David J. Pollay, MAPP '06, is a co-founder of the International Positive Psychology Association (IPPA). David has an Economics degree from Yale University and has held leadership positions at Yahoo!, MasterCard, Global Payments and AIESEC. He is an Executive Coach who specializes in business relationships. He is also an author and keynote speaker known for his best-selling books, The Law of the Garbage Truck (how to navigate negativity) and The 3 Promises (how to create personal fulfillment every day). David's articles are here. For permission to reprint David's articles, please contact him.
Author’s note: Special Note of Thanks to All of You!
Thank you for all of your feedback and support of the column I posted last month, “Beware of Garbage Trucks!™ – The Law of the Garbage Truck™!”
You can see The Law of the Garbage Truck™ on the Google/YouTube news program, The Watercooler Diaries. Kate Bohner, a former CNBC Journalist and co-author with Donald Trump of the best-selling book, The Art of the Comeback, is the creator and host of this show. Kate did a two-part series on the TheMomentumProject.com. The first show aired on Wednesday night and the second one aired this evening. I would love your comments!

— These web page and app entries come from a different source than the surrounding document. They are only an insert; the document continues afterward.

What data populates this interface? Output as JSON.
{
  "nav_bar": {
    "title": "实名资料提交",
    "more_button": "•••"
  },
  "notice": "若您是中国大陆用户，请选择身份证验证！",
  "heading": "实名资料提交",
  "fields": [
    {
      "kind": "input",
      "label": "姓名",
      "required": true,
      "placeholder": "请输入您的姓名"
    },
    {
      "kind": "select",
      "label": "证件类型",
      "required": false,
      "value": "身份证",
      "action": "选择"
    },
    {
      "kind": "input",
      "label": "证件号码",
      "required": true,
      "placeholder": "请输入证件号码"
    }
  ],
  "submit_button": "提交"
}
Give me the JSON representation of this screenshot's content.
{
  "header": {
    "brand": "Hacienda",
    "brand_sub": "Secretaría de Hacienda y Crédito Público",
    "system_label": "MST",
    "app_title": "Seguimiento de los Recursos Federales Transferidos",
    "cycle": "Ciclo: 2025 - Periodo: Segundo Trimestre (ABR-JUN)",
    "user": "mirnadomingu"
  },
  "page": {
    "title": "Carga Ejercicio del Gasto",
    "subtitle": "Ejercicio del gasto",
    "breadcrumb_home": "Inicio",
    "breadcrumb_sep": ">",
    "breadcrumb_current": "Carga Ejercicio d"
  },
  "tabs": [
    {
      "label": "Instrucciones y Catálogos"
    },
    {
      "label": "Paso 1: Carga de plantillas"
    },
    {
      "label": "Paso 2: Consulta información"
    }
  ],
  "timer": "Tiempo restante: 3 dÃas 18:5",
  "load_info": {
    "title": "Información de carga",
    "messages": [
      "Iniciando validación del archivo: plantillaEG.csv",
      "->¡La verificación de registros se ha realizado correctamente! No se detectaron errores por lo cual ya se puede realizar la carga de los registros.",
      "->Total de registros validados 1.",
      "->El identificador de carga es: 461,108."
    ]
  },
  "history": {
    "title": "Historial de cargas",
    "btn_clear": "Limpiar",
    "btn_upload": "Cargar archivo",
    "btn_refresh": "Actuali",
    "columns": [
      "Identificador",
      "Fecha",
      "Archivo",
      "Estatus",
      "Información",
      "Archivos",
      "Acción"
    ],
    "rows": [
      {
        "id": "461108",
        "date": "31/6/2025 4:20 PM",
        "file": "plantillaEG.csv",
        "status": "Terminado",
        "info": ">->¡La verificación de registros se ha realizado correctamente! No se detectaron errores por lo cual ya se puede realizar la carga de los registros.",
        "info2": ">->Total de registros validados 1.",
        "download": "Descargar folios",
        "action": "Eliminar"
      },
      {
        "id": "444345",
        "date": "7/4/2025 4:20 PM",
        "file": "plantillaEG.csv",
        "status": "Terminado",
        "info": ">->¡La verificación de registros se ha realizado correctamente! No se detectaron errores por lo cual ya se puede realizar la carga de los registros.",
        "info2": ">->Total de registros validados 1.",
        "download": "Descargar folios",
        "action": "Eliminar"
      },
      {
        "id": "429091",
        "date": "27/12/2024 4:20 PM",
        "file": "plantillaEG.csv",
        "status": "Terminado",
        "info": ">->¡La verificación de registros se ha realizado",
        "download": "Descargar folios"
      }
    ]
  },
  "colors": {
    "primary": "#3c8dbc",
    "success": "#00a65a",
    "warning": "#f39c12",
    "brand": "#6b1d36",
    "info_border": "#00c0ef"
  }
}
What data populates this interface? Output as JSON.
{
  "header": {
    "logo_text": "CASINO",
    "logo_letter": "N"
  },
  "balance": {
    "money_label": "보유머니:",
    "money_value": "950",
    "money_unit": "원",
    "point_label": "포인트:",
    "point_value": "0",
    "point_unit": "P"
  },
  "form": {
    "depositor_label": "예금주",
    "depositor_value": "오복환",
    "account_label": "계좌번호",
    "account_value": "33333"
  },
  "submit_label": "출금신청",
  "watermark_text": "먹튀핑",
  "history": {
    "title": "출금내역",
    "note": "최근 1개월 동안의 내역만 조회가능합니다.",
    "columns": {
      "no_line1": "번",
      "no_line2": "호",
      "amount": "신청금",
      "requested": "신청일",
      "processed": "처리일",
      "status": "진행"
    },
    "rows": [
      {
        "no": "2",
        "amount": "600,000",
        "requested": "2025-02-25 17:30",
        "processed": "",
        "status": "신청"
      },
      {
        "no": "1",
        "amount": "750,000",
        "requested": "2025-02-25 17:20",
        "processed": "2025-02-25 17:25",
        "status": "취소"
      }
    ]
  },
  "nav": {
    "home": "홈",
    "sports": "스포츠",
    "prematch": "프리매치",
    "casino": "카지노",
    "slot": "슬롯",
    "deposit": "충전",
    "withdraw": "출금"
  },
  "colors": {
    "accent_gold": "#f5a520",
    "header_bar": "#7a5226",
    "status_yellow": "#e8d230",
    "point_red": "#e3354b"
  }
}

This month on Positive Psychology News Daily, I want to return to the power of the subconscious mind. Today’s article is a follow-up to the one I wrote earlier this year (http://PositivePsychologyNews.com/news/david-j-pollay/20070502224). I have also posted below a number of other great articles by my fellow writers on Positive Psychology News Daily.
Have a great month! And thank you as always for your support!
Best to you,
Let Your Subconscious Mind Go to Work for You.© by David J. Pollay
In his book The Biology of Belief, cell biologist Bruce Lipton reported, “…the subconscious mind…processes some 20,000,000 environmental stimuli per second v. 40 environmental stimuli interpreted by the conscious mind in the same second…”
Ap Dijkersterhuis and Loran Nordgren of the University of Amsterdam demonstrated in their research the power of subconscious thinking. “Conscious thought is constrained by the low capacity of consciousness. Unconscious thought does not have this constraint because the unconscious has a much higher capacity. It follows that conscious thought by necessity often only takes into account a subset of the information it should take into account.”
I have a challenge for you. Think of five things right now. Keep them in your mind. Try it. You can do it. Concentrate on these five things.
Okay. How’d you do? If you’re like most people, your head is still spinning from trying to hold onto those five thoughts. Why? It’s because your conscious mind attends to one thought at a time.
Now think about your day. You’re busy. You’re moving from one activity to the next. And to get things done you have to focus on each activity as you’re doing them. A great day is when you get through your “to do” list. But how often is that?
Here’s the challenge. What if you want to improve your life in some meaningful way? How can you? Your schedule is maxed out. You don’t have time to think about making a significant change in your life. You know that from experience. So you find yourself saying that you cannot make the change, at least not while you’re over-booked.
Now, if you can only think of one thing at a time and your daily agenda is already full, how are you ever going to make the changes necessary to help you achieve your best possible life?
Here’s the answer: Let your subconscious mind work for you. Tell yourself what’s important to you. Focus on what you want to achieve in your life. Make this the first thing you do every morning. By doing so, you will give direction to your subconscious mind.
Dr. Jeffrey Schwartz of the USC Medical School wrote, “Perhaps any behavior change brought about by leaders, managers, therapists, trainers, or coaches is primarily a function of their ability to induce others to focus their attention on specific ideas close enough, often enough, and for a long enough time.”
When you begin your day thinking about what you want most in your life, you are training your mind to seek opportunities to fulfill your intention.
Theoretical Physicist Henry Stapp wrote, “By virtue of the quantum laws of motion, a strong intention, manifested by the high rapidity of the similar intentional acts, will tend to hold in place the associated template for action.”
Make the start of every morning an intentional act. Give your subconscious mind the opportunity to help you construct the life you want to live. If you do this every day, just think what good things could happen in your life.
Dijksterhuis, A., & Nordgren, L. F. (2006). A Theory of Unconscious Thought. Perspectives on Psychological Science, 1(2): 95-109. Abstract.
Maymin, S. (2007). How to best have your intuition work for you. Blog.
Lipton, B. (2008). The Biology of Belief: Unleashing the Power of Consciousness, Matter, & Miracles Hay House.
Take a walk courtesy of Jonathan Camuzo